Administrative Templates and Group Policy Objects
How much do you know about Administrative Templates? Solve this month's Windows IT Pro Update Reader Challenge, and you might win a prize!
Take the July 2009 Reader Challenge:
I've received quite a few queries from readers who want to finetune Group Policies and don't understand the role of Administrative Templates. I've been using them for years, through many versions of Windows, and I find them easy to use--the ability to create a template from scratch is handy for setting policies that may not be covered in standard Group Policy Objects (GPOs).
Question #1: Policies applied through an Administrative Template always work as registry changes.

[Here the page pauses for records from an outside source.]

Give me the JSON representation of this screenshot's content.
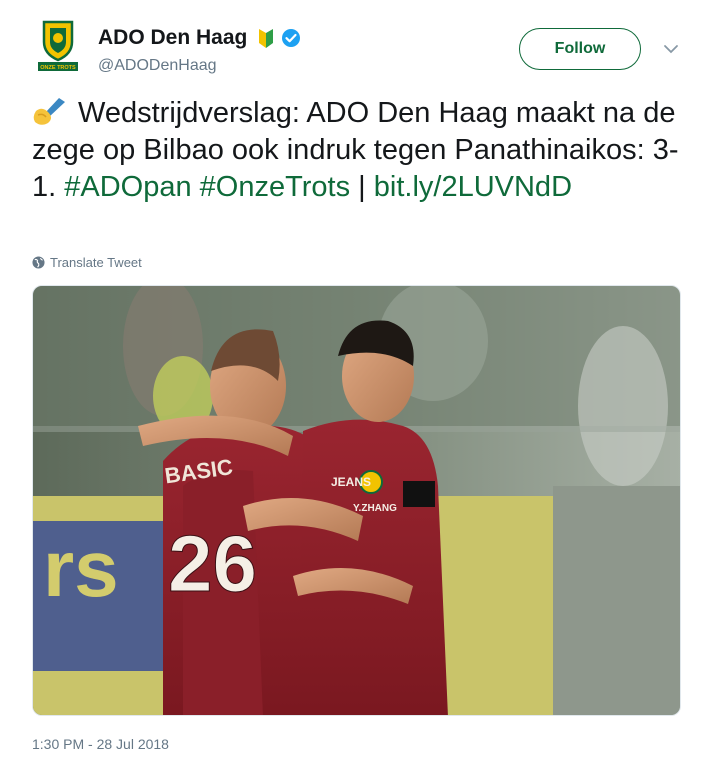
{
  "account": {
    "display_name": "ADO Den Haag",
    "handle": "@ADODenHaag",
    "avatar_text": "ONZE TROTS",
    "verified": true
  },
  "follow_button": {
    "label": "Follow"
  },
  "tweet": {
    "text_part1": "Wedstrijdverslag: ADO Den Haag maakt na de zege op Bilbao ook indruk tegen Panathinaikos: 3-1. ",
    "hashtag1": "#ADOpan",
    "hashtag2": "#OnzeTrots",
    "separator": " | ",
    "link": "bit.ly/2LUVNdD",
    "emoji_icon": "writing-hand-icon"
  },
  "translate_label": "Translate Tweet",
  "media": {
    "player_left_name": "BASIC",
    "player_left_number": "26",
    "player_right_name": "Y.ZHANG",
    "shirt_sponsor": "JEANS"
  },
  "timestamp": "1:30 PM - 28 Jul 2018",
  "colors": {
    "brand_green": "#0f6a3a",
    "text": "#14171a",
    "secondary_text": "#657786",
    "verified_blue": "#1da1f2",
    "kit_red": "#8e1d26"
  }
}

Question #2: Policies set in Administrative Templates that are stored on a domain controller have precedence over conflicting policies stored on the local computer.
Question #3: Administrative Templates in Windows Vista are XML files (aka ADMX files), and therefore Administrative Templates from previous versions of Windows (aka ADM files) can’t be used on computers running Vista.
How to Play:
Email your solution (don't use an attachment) to firstname.lastname@example.org by July 28, 2009. You MUST include your full name, street mailing address (no P.O. Boxes), and a telephone number. Without that information, we can't send you a prize if you win, so your answer is eliminated, even if it’s correct.
I choose winners at random from the pool of correct entries. I’m a sucker for humor and originality, and a cleverly written correct answer gets an extra chance. Because I receive so many entries each month, I can't reply to respondents, and I never respond to a request for an email receipt.
Look for the solutions to this month's problem at http://www.windowsitpro.com/articles/index.cfm?articleid=102511 on July 29.
June 2009 Reader Challenge Winner:
Congratulations to James G. St. John of New York, the winner of our June 2009 Reader Challenge. He wins a copy of Head First Networking from O'Reilly Media.
Answers to the JULY 2009 READER CHALLENGE:
Question #1: A (True)
Question #2: A (True)
Question #3: B (False) ADM files work on computers running Vista. In addition, Microsoft provides a conversion tool to convert ADM files to ADMX files, so you can edit the older files with XML if you have a template that requires this action.